++++ EXTRACTED DATA ++++

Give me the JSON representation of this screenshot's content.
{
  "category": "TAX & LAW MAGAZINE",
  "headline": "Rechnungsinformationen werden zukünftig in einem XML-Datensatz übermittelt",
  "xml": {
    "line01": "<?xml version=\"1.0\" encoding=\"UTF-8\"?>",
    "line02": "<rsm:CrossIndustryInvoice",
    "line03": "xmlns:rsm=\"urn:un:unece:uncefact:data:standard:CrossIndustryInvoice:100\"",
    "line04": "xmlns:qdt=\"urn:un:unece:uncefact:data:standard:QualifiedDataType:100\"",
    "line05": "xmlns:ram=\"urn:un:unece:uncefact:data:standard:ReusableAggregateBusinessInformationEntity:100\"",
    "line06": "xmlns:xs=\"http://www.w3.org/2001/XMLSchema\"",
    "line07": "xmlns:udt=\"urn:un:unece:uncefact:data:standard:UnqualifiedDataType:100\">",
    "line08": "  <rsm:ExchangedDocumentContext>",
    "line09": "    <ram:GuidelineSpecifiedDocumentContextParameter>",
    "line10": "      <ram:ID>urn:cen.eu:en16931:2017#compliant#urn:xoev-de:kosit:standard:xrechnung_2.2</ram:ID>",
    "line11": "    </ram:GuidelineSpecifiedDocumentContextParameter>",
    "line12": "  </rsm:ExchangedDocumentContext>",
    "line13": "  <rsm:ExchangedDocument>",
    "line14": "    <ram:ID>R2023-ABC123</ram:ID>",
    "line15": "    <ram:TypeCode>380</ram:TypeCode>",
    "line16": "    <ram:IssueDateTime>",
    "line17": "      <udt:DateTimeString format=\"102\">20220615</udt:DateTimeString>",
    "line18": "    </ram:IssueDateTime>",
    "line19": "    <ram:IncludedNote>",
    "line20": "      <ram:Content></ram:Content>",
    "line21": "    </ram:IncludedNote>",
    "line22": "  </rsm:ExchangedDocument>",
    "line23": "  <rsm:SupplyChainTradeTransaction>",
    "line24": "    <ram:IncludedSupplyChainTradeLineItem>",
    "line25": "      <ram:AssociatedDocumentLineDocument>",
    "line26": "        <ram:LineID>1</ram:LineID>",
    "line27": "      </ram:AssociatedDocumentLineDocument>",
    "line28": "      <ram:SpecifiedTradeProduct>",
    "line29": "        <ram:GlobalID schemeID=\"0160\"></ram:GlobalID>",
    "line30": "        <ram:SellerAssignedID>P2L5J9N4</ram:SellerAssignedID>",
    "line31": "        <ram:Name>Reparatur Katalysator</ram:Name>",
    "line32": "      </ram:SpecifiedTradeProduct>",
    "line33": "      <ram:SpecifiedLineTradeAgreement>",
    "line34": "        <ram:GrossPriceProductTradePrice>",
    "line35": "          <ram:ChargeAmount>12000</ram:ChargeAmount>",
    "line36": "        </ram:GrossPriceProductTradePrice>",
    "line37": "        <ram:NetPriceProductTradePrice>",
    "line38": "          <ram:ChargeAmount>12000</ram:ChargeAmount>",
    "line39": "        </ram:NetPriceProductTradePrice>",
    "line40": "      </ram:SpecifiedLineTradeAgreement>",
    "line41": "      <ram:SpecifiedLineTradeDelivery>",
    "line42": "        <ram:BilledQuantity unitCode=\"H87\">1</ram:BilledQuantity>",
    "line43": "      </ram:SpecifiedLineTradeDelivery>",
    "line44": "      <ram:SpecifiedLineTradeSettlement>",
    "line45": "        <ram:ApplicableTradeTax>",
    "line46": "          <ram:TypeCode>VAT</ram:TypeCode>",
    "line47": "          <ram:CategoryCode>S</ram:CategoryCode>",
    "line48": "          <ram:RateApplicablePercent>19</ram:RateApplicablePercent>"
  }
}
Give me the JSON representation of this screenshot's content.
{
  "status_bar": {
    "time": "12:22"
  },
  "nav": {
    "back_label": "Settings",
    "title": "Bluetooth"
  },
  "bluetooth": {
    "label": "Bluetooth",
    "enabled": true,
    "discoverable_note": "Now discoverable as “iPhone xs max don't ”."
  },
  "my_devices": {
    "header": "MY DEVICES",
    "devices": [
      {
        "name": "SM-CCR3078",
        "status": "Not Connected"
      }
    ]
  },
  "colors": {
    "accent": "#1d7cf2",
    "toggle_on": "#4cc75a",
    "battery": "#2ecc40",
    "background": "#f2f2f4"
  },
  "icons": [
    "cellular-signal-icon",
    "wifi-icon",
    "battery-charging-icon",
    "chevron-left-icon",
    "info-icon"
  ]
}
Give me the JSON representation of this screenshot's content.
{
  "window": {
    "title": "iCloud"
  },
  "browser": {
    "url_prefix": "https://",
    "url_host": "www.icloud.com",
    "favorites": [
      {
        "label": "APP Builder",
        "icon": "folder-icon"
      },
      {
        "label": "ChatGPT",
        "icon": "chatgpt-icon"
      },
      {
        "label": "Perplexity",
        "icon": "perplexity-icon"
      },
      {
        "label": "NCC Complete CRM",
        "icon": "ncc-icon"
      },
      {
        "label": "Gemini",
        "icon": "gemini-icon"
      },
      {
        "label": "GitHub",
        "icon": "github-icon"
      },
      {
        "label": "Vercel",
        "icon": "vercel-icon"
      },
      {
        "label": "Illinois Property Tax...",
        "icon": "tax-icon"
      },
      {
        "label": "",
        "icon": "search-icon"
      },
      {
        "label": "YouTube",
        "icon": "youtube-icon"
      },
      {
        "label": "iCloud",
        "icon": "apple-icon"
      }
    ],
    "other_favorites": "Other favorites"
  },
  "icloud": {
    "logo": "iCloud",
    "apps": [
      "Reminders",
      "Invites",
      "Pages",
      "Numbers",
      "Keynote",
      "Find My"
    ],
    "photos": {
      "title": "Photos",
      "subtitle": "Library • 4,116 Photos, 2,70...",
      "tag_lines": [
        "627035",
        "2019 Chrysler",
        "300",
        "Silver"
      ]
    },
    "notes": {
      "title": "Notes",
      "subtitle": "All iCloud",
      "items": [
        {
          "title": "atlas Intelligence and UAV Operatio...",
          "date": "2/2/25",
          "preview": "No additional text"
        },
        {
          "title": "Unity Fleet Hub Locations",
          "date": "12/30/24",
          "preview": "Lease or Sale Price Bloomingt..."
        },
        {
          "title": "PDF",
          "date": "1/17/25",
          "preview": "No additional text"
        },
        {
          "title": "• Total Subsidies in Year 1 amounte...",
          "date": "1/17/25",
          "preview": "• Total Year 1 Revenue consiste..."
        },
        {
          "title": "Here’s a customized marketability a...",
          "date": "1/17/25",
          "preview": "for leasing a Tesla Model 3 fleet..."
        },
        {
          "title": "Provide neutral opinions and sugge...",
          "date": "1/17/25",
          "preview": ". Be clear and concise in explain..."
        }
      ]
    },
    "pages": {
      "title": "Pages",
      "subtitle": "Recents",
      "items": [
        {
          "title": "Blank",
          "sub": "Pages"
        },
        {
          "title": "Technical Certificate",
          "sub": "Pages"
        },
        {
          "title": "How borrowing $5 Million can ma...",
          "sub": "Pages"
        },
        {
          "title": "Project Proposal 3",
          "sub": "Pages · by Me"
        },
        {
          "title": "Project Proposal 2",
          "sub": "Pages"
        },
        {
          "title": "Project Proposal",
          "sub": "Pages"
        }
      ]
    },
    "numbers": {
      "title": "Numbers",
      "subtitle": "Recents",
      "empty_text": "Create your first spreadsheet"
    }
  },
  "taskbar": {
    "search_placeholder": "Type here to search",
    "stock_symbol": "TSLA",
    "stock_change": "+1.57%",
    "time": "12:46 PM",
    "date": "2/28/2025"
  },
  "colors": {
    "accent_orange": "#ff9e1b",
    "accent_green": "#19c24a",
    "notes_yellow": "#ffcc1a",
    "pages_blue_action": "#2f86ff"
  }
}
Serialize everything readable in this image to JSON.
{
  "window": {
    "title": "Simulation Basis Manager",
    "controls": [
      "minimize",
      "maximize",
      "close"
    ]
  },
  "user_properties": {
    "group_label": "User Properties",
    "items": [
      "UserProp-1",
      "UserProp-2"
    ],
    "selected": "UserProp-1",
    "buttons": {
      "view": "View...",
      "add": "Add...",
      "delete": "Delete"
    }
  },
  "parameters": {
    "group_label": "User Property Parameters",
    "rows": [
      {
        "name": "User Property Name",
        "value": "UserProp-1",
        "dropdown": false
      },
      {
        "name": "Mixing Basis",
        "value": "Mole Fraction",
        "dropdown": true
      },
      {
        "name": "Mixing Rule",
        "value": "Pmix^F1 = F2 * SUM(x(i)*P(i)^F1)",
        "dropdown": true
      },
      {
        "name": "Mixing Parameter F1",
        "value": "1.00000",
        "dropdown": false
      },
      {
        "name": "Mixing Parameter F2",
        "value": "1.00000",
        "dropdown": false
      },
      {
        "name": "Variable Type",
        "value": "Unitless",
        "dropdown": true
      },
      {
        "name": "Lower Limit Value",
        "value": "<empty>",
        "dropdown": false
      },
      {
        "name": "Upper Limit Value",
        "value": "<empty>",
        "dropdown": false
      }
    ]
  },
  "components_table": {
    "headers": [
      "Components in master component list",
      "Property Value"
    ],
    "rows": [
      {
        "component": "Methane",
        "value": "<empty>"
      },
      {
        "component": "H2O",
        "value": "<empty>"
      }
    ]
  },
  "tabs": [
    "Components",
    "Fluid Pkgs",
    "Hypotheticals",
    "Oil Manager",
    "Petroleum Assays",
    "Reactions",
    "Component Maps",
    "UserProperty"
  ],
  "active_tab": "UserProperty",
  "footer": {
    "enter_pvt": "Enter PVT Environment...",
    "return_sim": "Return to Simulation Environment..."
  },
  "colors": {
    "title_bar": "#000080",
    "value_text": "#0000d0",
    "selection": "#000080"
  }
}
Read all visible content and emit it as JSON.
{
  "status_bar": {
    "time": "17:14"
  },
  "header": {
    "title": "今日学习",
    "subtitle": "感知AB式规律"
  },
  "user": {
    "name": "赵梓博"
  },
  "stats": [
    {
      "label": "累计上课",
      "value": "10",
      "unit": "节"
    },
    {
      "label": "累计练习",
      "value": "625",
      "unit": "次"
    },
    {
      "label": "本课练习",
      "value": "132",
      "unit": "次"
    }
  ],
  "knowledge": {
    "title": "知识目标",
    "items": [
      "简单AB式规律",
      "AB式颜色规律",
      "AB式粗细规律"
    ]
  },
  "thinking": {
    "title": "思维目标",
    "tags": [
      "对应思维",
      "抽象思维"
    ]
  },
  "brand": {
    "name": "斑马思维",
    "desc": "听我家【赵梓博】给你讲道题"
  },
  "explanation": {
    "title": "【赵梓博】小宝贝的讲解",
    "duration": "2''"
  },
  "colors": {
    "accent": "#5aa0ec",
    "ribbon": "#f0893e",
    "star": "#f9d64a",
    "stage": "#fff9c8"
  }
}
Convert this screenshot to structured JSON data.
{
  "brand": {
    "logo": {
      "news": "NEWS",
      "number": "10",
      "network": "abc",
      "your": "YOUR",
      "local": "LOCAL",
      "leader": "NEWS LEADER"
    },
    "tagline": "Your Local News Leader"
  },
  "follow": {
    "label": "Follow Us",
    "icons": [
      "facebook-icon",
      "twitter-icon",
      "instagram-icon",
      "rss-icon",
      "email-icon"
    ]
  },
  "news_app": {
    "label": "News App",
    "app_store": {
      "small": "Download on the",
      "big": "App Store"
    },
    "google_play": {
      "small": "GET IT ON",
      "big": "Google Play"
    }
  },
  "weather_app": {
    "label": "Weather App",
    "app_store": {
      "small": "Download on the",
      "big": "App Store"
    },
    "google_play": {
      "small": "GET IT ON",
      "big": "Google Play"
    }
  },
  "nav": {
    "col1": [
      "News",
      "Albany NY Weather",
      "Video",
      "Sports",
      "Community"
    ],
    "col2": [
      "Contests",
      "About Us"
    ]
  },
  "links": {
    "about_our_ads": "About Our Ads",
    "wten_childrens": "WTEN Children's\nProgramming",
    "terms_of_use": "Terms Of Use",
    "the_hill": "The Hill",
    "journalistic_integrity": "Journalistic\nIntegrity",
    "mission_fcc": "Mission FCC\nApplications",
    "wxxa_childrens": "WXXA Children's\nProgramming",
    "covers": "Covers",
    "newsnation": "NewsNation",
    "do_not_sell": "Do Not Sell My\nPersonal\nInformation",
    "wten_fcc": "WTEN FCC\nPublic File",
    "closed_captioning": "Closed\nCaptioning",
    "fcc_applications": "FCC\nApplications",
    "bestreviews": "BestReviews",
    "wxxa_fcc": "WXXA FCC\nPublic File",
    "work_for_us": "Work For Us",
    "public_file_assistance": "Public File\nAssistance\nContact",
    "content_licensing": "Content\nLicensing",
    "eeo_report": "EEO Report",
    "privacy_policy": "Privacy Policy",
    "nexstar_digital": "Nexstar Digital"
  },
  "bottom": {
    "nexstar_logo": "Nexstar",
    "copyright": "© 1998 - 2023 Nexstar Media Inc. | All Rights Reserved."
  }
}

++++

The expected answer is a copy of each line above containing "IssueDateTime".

- **TASK SOLUTION**:
    "line16": "    <ram:IssueDateTime>",
    "line18": "    </ram:IssueDateTime>",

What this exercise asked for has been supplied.